“Breakthrough disease clearly occurs, and for those cases, we know they’re much more mild in vaccinated people, but we don’t know how infectious vaccinated people are,” he said. “But clearly, if you want to protect your children under 12 or grandchildren, or protect immunocompromised people, as well as protect your own health — from even mild disease — then you should be wearing a mask, particularly in areas of high transmission when indoors.”
My kids have been vaccinated, but they’re still regular mask-wearers, especially the younger one. I fully expect them to continue to do so in school, at least for the fall. I’ve been wearing a mask again for indoor spaces as well. I will admit it’s kind of annoying, as we have been vaccinated for months now and have been pretty damn careful all along, but it is what it is. That said, I have a lot of sympathy for this position:

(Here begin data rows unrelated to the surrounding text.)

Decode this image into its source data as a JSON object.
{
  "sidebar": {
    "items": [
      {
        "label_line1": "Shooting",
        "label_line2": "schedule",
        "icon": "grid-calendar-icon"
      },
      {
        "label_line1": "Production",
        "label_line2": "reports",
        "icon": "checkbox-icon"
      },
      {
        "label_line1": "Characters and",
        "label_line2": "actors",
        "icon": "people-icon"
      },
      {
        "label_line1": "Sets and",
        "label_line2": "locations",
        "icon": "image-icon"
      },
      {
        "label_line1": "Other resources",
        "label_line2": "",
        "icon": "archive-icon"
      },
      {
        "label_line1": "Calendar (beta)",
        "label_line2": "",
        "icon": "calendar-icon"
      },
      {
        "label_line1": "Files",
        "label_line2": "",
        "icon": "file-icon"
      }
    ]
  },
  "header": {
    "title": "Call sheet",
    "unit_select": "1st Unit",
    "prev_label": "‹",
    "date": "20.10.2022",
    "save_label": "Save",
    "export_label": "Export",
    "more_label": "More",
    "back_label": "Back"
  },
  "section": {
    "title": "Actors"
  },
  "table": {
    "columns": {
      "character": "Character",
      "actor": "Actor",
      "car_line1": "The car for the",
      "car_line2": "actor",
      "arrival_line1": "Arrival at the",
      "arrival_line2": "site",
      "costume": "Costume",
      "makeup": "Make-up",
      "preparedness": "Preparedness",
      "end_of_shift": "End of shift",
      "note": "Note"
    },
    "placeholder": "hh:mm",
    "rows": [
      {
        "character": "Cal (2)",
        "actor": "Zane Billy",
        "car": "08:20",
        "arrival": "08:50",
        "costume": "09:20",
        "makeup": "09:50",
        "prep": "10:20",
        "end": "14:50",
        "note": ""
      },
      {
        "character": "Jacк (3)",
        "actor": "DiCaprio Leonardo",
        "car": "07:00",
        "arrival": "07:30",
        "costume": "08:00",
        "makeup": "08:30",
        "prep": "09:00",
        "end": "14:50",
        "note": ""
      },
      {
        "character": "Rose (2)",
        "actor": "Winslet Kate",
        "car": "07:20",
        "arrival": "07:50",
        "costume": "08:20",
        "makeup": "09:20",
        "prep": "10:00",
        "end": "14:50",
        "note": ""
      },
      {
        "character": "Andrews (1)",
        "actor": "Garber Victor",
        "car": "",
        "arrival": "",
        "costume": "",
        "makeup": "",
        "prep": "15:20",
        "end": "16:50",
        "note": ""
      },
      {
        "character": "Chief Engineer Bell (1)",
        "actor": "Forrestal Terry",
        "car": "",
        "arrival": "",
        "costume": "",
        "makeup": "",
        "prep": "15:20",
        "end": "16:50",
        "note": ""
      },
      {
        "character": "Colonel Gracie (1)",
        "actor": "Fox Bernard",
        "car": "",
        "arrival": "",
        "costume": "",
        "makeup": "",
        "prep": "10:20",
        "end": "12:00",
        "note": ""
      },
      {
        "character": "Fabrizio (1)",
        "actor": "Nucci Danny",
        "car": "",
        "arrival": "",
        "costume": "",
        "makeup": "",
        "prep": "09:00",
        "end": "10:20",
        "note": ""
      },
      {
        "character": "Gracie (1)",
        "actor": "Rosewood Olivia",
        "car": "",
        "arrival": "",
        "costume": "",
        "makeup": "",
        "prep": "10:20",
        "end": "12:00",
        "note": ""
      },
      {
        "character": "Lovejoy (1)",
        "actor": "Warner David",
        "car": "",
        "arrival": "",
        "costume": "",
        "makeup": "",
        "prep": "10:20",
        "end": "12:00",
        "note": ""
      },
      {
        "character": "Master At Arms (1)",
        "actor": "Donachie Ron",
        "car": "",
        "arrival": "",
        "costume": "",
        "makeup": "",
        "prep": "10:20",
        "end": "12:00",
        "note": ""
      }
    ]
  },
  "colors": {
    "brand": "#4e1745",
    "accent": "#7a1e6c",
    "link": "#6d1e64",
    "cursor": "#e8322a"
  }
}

Sorry, but more mask mandates are not what we need at this juncture. It’s time instead for vaccine mandates. The shots work way better than masks. So let’s act like it.
— Amanda Marcotte (@AmandaMarcotte) 12:05 PM – 27 July 2021
Some of that is happening in other states, but who knows, maybe we’ll get it for federal buildings and air travel, too. And who knows, maybe this will work.
As leaders in other parts of the country require government employees to get COVID-19 vaccinations, San Antonio and Bexar County are considering following suit, the Express-News reports.
Such a step would come as vaccination rates plateau and the highly contagious delta variant leads to a rise in infections, hospitalizations and deaths in Texas. California and New York City this week said they will make employees get the vaccine or submit to weekly coronavirus tests. Veterans Affairs became the first federal agency to mandate COVID vaccinations for frontline staff.
“We are supportive of the efforts of New York and California,” San Antonio Mayor Ron Nirenberg and County Judge Nelson Wolff said in a joint statement supplied to Express-News. “We will be reviewing the legalities and practicalities of requiring a COVID-19 vaccine and/or weekly testing in conformity with CDC guidelines in order to protect the health and well-being of city/county workforce.”
A city and county vaccine mandate would apply to roughly 18,000 workers, according to the daily, which reports that both Nirenberg and Wolff are unsure whether the requirement would be allowable under state law.
I think we can say with extreme confidence that the state would bring all its fight against such a move. That doesn’t mean it’s not worth the effort, but it’s not a move to be made lightly. Be prepared to hire a bunch of expensive lawyers, and have a solid communication strategy in place, that would be my advice.
As for masks in schools, well…
NEW: I asked @GovAbbott if he’ll give Texas school districts the ability to enforce mask-wearing now that the CDC has recommended everyone in the K-12 setting wear a mask indoors, regardless of vaccination status.
Here’s how the Governor’s press secretary responded:
— Alex Caprariello (@alcaprari23) 4:11 PM – 27 July 2021
What did you expect? Greg Abbott has already said there won’t be any mask mandate in schools, and it’s impossible to imagine him changing his mind. It’s all up to the parents and school staff. I would not feel safe having my not-yet-vaccinated kids in school without a full-mask situation, which by the way is what we did in this past spring semester. I don’t even know what the argument against is. Doesn’t much matter when the power is on that side. The Trib and Daily Kos have more.